(Website and app data records)
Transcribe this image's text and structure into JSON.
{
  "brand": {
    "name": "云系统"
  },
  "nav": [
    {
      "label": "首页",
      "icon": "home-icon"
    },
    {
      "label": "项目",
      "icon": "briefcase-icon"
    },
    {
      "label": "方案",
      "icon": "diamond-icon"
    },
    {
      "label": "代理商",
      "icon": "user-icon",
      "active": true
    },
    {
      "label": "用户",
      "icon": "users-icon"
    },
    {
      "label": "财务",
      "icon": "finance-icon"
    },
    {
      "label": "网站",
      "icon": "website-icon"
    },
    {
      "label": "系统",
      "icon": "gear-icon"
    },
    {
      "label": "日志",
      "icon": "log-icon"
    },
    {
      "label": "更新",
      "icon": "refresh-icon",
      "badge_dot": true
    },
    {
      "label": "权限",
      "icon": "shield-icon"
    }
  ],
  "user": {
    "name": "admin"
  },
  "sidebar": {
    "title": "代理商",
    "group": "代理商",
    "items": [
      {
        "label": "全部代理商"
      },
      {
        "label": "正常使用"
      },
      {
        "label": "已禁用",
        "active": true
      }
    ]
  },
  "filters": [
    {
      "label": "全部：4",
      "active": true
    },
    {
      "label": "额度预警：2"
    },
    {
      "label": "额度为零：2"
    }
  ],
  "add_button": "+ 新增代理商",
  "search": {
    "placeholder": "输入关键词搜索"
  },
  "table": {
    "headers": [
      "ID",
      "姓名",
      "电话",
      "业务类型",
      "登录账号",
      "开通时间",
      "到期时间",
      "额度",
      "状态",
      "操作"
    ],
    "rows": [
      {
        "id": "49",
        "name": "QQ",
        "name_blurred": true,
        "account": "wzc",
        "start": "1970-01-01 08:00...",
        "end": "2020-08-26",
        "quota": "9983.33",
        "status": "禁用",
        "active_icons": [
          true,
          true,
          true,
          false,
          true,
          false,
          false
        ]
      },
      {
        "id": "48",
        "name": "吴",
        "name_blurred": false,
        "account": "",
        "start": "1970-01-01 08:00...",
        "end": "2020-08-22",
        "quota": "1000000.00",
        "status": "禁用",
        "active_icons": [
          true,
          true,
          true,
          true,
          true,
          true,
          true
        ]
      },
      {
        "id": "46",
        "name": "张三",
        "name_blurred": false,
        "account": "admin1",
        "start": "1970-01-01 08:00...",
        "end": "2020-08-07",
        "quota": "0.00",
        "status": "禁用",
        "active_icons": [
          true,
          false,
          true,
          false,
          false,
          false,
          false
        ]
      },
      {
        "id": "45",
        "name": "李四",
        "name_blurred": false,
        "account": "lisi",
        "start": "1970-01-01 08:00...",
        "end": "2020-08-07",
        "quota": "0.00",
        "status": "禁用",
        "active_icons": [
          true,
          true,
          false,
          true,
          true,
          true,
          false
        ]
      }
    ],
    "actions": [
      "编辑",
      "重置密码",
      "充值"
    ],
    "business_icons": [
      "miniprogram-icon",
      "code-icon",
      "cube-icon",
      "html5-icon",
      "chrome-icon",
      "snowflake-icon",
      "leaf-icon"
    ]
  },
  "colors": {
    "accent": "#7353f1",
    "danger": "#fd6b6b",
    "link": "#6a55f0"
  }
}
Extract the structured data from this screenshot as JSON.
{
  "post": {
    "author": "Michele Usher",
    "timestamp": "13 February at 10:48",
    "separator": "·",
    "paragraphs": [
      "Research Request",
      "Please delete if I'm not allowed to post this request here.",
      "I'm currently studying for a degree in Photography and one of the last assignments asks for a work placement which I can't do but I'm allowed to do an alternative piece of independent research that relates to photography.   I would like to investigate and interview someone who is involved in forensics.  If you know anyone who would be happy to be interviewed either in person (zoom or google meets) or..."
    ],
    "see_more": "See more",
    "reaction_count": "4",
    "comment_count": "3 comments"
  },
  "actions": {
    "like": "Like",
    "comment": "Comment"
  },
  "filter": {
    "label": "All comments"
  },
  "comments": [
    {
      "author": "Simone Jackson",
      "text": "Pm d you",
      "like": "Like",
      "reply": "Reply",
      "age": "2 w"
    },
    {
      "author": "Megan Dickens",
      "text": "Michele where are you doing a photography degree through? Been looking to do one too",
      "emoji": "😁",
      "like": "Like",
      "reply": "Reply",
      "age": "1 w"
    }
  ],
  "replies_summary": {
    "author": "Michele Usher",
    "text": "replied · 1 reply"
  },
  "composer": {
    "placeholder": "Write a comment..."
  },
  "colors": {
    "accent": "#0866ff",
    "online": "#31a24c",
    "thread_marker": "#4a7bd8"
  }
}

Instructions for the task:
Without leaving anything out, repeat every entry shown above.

Written solution:
Transcribe this image's text and structure into JSON.
{
  "brand": {
    "name": "云系统"
  },
  "nav": [
    {
      "label": "首页",
      "icon": "home-icon"
    },
    {
      "label": "项目",
      "icon": "briefcase-icon"
    },
    {
      "label": "方案",
      "icon": "diamond-icon"
    },
    {
      "label": "代理商",
      "icon": "user-icon",
      "active": true
    },
    {
      "label": "用户",
      "icon": "users-icon"
    },
    {
      "label": "财务",
      "icon": "finance-icon"
    },
    {
      "label": "网站",
      "icon": "website-icon"
    },
    {
      "label": "系统",
      "icon": "gear-icon"
    },
    {
      "label": "日志",
      "icon": "log-icon"
    },
    {
      "label": "更新",
      "icon": "refresh-icon",
      "badge_dot": true
    },
    {
      "label": "权限",
      "icon": "shield-icon"
    }
  ],
  "user": {
    "name": "admin"
  },
  "sidebar": {
    "title": "代理商",
    "group": "代理商",
    "items": [
      {
        "label": "全部代理商"
      },
      {
        "label": "正常使用"
      },
      {
        "label": "已禁用",
        "active": true
      }
    ]
  },
  "filters": [
    {
      "label": "全部：4",
      "active": true
    },
    {
      "label": "额度预警：2"
    },
    {
      "label": "额度为零：2"
    }
  ],
  "add_button": "+ 新增代理商",
  "search": {
    "placeholder": "输入关键词搜索"
  },
  "table": {
    "headers": [
      "ID",
      "姓名",
      "电话",
      "业务类型",
      "登录账号",
      "开通时间",
      "到期时间",
      "额度",
      "状态",
      "操作"
    ],
    "rows": [
      {
        "id": "49",
        "name": "QQ",
        "name_blurred": true,
        "account": "wzc",
        "start": "1970-01-01 08:00...",
        "end": "2020-08-26",
        "quota": "9983.33",
        "status": "禁用",
        "active_icons": [
          true,
          true,
          true,
          false,
          true,
          false,
          false
        ]
      },
      {
        "id": "48",
        "name": "吴",
        "name_blurred": false,
        "account": "",
        "start": "1970-01-01 08:00...",
        "end": "2020-08-22",
        "quota": "1000000.00",
        "status": "禁用",
        "active_icons": [
          true,
          true,
          true,
          true,
          true,
          true,
          true
        ]
      },
      {
        "id": "46",
        "name": "张三",
        "name_blurred": false,
        "account": "admin1",
        "start": "1970-01-01 08:00...",
        "end": "2020-08-07",
        "quota": "0.00",
        "status": "禁用",
        "active_icons": [
          true,
          false,
          true,
          false,
          false,
          false,
          false
        ]
      },
      {
        "id": "45",
        "name": "李四",
        "name_blurred": false,
        "account": "lisi",
        "start": "1970-01-01 08:00...",
        "end": "2020-08-07",
        "quota": "0.00",
        "status": "禁用",
        "active_icons": [
          true,
          true,
          false,
          true,
          true,
          true,
          false
        ]
      }
    ],
    "actions": [
      "编辑",
      "重置密码",
      "充值"
    ],
    "business_icons": [
      "miniprogram-icon",
      "code-icon",
      "cube-icon",
      "html5-icon",
      "chrome-icon",
      "snowflake-icon",
      "leaf-icon"
    ]
  },
  "colors": {
    "accent": "#7353f1",
    "danger": "#fd6b6b",
    "link": "#6a55f0"
  }
}
Extract the structured data from this screenshot as JSON.
{
  "post": {
    "author": "Michele Usher",
    "timestamp": "13 February at 10:48",
    "separator": "·",
    "paragraphs": [
      "Research Request",
      "Please delete if I'm not allowed to post this request here.",
      "I'm currently studying for a degree in Photography and one of the last assignments asks for a work placement which I can't do but I'm allowed to do an alternative piece of independent research that relates to photography.   I would like to investigate and interview someone who is involved in forensics.  If you know anyone who would be happy to be interviewed either in person (zoom or google meets) or..."
    ],
    "see_more": "See more",
    "reaction_count": "4",
    "comment_count": "3 comments"
  },
  "actions": {
    "like": "Like",
    "comment": "Comment"
  },
  "filter": {
    "label": "All comments"
  },
  "comments": [
    {
      "author": "Simone Jackson",
      "text": "Pm d you",
      "like": "Like",
      "reply": "Reply",
      "age": "2 w"
    },
    {
      "author": "Megan Dickens",
      "text": "Michele where are you doing a photography degree through? Been looking to do one too",
      "emoji": "😁",
      "like": "Like",
      "reply": "Reply",
      "age": "1 w"
    }
  ],
  "replies_summary": {
    "author": "Michele Usher",
    "text": "replied · 1 reply"
  },
  "composer": {
    "placeholder": "Write a comment..."
  },
  "colors": {
    "accent": "#0866ff",
    "online": "#31a24c",
    "thread_marker": "#4a7bd8"
  }
}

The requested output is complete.